(Dataset items)
__________________________________________________

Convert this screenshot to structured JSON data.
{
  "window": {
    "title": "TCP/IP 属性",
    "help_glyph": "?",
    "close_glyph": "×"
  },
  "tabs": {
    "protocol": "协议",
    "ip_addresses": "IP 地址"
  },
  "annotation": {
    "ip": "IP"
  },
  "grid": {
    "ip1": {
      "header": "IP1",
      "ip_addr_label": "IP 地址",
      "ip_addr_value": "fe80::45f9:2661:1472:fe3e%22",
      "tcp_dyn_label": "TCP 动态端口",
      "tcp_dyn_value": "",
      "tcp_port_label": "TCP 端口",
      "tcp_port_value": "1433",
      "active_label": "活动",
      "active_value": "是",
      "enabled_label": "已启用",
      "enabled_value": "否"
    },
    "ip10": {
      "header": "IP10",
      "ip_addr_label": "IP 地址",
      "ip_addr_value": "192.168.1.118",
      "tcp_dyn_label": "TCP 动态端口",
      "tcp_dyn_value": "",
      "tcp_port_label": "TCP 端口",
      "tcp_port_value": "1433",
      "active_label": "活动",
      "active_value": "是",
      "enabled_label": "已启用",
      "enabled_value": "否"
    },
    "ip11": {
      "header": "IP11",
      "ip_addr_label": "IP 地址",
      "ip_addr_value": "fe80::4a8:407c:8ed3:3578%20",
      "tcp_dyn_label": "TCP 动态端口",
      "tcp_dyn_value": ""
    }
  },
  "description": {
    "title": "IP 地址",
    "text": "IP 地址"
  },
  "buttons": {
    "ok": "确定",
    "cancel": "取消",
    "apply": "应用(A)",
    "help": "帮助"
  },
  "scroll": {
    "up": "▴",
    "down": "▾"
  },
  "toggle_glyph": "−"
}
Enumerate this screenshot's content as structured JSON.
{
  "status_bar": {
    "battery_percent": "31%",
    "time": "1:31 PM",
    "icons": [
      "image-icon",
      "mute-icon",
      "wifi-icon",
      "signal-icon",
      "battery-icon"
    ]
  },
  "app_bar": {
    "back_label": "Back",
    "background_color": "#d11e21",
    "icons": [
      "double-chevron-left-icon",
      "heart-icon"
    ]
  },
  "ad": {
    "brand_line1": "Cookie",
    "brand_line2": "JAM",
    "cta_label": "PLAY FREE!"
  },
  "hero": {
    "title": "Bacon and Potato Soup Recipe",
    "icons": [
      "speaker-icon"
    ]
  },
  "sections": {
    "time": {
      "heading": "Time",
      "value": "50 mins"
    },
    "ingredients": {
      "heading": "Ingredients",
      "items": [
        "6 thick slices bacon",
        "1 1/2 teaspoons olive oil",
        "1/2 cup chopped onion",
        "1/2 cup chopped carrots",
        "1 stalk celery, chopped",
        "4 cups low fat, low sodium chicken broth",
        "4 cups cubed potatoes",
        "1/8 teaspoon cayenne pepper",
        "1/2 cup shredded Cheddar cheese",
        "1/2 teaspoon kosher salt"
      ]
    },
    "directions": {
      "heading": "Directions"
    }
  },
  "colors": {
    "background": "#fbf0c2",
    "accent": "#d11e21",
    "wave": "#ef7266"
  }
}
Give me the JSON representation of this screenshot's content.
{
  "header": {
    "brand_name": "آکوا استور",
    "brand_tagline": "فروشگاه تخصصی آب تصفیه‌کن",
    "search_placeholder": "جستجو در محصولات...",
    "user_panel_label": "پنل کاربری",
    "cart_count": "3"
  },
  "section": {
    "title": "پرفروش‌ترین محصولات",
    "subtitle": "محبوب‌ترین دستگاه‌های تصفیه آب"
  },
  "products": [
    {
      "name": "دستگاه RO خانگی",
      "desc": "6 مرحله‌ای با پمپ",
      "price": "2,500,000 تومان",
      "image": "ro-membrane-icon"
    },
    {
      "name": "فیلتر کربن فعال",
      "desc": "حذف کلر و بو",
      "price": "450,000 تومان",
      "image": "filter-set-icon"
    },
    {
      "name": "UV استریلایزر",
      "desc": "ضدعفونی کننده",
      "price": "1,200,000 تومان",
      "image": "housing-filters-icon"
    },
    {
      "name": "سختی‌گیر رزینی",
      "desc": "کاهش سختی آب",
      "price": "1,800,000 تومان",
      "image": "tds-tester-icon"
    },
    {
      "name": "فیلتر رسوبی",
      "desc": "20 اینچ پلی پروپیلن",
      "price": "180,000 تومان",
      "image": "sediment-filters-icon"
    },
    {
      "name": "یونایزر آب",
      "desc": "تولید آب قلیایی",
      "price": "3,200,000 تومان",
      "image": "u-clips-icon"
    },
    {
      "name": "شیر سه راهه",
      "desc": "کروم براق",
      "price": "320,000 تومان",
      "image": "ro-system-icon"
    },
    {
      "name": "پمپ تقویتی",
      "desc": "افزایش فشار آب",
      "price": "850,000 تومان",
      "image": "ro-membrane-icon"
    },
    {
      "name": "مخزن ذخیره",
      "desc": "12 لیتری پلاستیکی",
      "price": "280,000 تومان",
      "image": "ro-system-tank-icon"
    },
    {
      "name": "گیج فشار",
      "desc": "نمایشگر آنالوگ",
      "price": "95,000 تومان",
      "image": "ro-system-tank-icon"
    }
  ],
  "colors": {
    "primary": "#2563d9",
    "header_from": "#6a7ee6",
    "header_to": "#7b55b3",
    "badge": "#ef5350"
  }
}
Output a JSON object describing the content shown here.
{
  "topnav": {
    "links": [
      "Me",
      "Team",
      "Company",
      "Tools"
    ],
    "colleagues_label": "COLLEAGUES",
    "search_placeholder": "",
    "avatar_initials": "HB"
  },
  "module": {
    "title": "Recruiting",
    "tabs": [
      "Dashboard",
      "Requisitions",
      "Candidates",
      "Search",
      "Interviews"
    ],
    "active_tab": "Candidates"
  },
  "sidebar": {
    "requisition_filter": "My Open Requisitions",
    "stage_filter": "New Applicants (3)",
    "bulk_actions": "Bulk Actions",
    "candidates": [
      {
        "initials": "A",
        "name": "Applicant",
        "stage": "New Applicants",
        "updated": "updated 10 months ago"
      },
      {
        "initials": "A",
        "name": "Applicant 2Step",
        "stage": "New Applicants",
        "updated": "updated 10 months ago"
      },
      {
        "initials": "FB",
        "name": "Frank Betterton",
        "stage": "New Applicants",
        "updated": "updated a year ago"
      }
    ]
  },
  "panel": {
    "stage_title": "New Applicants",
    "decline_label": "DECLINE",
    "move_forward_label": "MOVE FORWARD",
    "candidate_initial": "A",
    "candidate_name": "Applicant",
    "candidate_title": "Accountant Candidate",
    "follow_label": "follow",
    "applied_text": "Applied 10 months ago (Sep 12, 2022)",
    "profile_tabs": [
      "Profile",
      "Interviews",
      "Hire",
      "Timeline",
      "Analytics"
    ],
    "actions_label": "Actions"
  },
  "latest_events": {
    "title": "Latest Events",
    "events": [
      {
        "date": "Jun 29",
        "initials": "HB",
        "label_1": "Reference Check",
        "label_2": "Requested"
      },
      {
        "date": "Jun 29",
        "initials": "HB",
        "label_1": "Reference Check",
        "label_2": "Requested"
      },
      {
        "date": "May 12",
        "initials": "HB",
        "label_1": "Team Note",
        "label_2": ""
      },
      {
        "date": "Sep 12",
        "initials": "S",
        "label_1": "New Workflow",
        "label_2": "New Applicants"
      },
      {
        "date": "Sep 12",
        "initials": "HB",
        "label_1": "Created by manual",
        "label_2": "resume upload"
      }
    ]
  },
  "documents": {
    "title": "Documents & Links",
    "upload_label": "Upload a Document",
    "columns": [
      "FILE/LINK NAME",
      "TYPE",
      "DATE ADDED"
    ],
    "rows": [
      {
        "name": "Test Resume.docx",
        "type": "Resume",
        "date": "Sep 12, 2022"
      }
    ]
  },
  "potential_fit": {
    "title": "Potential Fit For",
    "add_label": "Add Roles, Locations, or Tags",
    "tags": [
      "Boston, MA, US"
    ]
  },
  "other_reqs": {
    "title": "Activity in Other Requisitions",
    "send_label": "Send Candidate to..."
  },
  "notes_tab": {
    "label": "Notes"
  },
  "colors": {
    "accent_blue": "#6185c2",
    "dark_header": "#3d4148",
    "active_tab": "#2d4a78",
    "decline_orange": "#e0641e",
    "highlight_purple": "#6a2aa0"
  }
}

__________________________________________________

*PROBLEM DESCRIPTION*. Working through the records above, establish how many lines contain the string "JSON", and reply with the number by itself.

*SOLUTION TO THE PROBLEM*. 4